A cabbie’s life, treacherous bike riding, RVs are some people’s heaven, the trolley at night, big rigs near Rosecrans, why we drive freeways, a bus driver’s day, and this skateboarder knows San Diego
Various Authors 4:09 p.m., May 27
“I think we were the pioneers of happy hour around here,” says Anthony Zizzo. “You should have come.”
Dang it. He’s right. From 3-6 they had $5 wine and $5 appetizers, in this classy restaurant (at the corner of India and Date, in Little Italy) I’ve passed a thousand times. Always thought it was beyond my wallet. But wow. Caponata, eggplant — very Sicilian — with capers, celery, peppers, crostini. Calamari, polenta…sigh. Woulda, coulda, shoulda.

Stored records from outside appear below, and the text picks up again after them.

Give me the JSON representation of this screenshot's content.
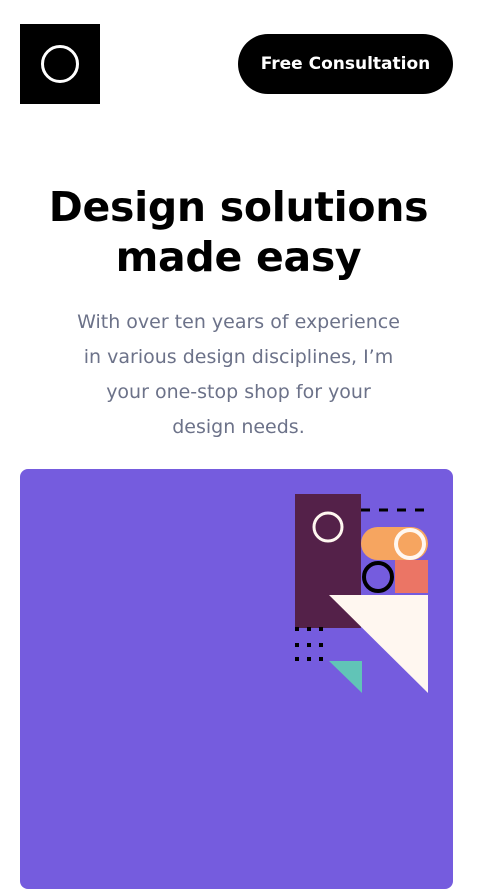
{
  "header": {
    "logo_icon": "circle-outline-logo",
    "cta_label": "Free Consultation"
  },
  "hero": {
    "title_line1": "Design solutions",
    "title_line2": "made easy",
    "subtitle_lines": [
      "With over ten years of experience",
      "in various design disciplines, I’m",
      "your one-stop shop for your",
      "design needs."
    ]
  },
  "colors": {
    "accent_purple": "#755cde",
    "dark_plum": "#542149",
    "peach": "#f6a560",
    "coral": "#eb7565",
    "cream": "#fff7f0",
    "teal": "#61c4b7",
    "text_muted": "#6c7289"
  }
}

I’ve caught up with Anthony just after he has sawn off the last patio rail stanchion on the sidewalk. Because Vincenzo’s, the restaurant he and his family have run for the past dozen years, has closed.
“Dad, Vincenzo, passed away two years ago,” he said. “You should have seen his funeral. The procession came right up India. He was a consiglieri, like a knight, in Sicily. The Italian consul, everybody came. Now our mom is not well, and when this group from Rome made us an offer, it was too good to turn down.”

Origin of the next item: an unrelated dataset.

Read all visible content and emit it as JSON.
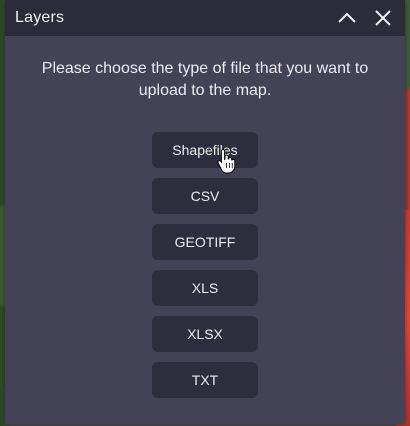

The Romans have an application to open “Pizza Artigiana.”
“They’re bringing a special oven, and recipes like, New York-style, I think,” says Anthony.
All the while we’re talking people are coming up. “So sorry you’re going.” “We got engaged here.” “I’ll always remember your paella.”

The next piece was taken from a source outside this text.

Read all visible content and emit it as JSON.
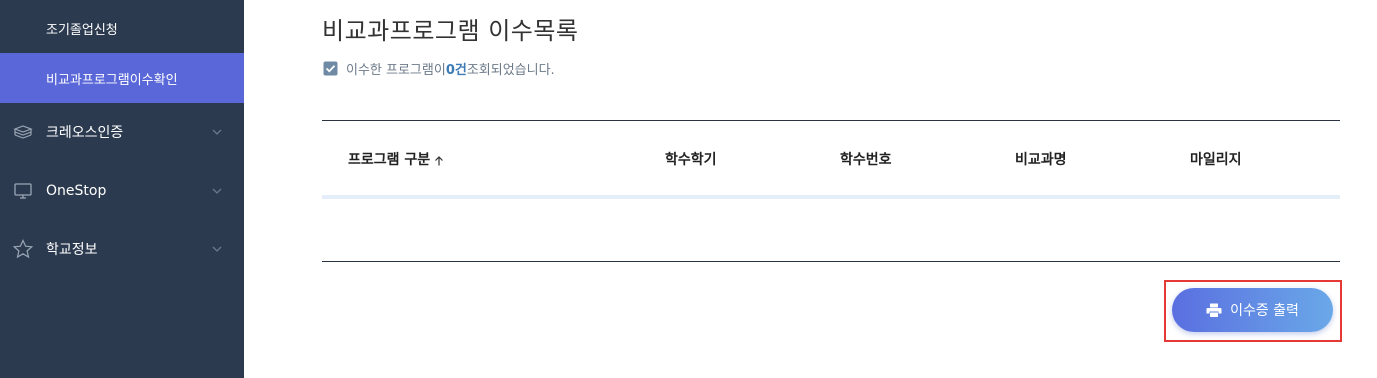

A lady named Jessica just gives Anthony a hug. “I loved coming here. I live two blocks away. Your penne broccoli e pollo [a smoked chicken breast in a white cream sauce] was what we always came for. We already miss you.”
Anthony with Jessica
“Probably our Linguini Nettuno was our most famous dish,” says Anthony. “Clams, mussels, tiger shrimp, calamari and chopped fish. Very Sicilian. In a tomato and seafood brodo.”
He’s going to take time off, and think the next chapter of his life. Because hey, he’s at the ripe old age of 26. Has been cooking since age 14. When his dad died, he had to become chef and manager. “It’s been work, all right,” he says. “But I loved it.”
Behind him, a message in the window says “There are things that we never want to let go of, people we never want to leave behind. But keep in mind that letting go isn’t the end of the world, it’s the beginning of a new life.”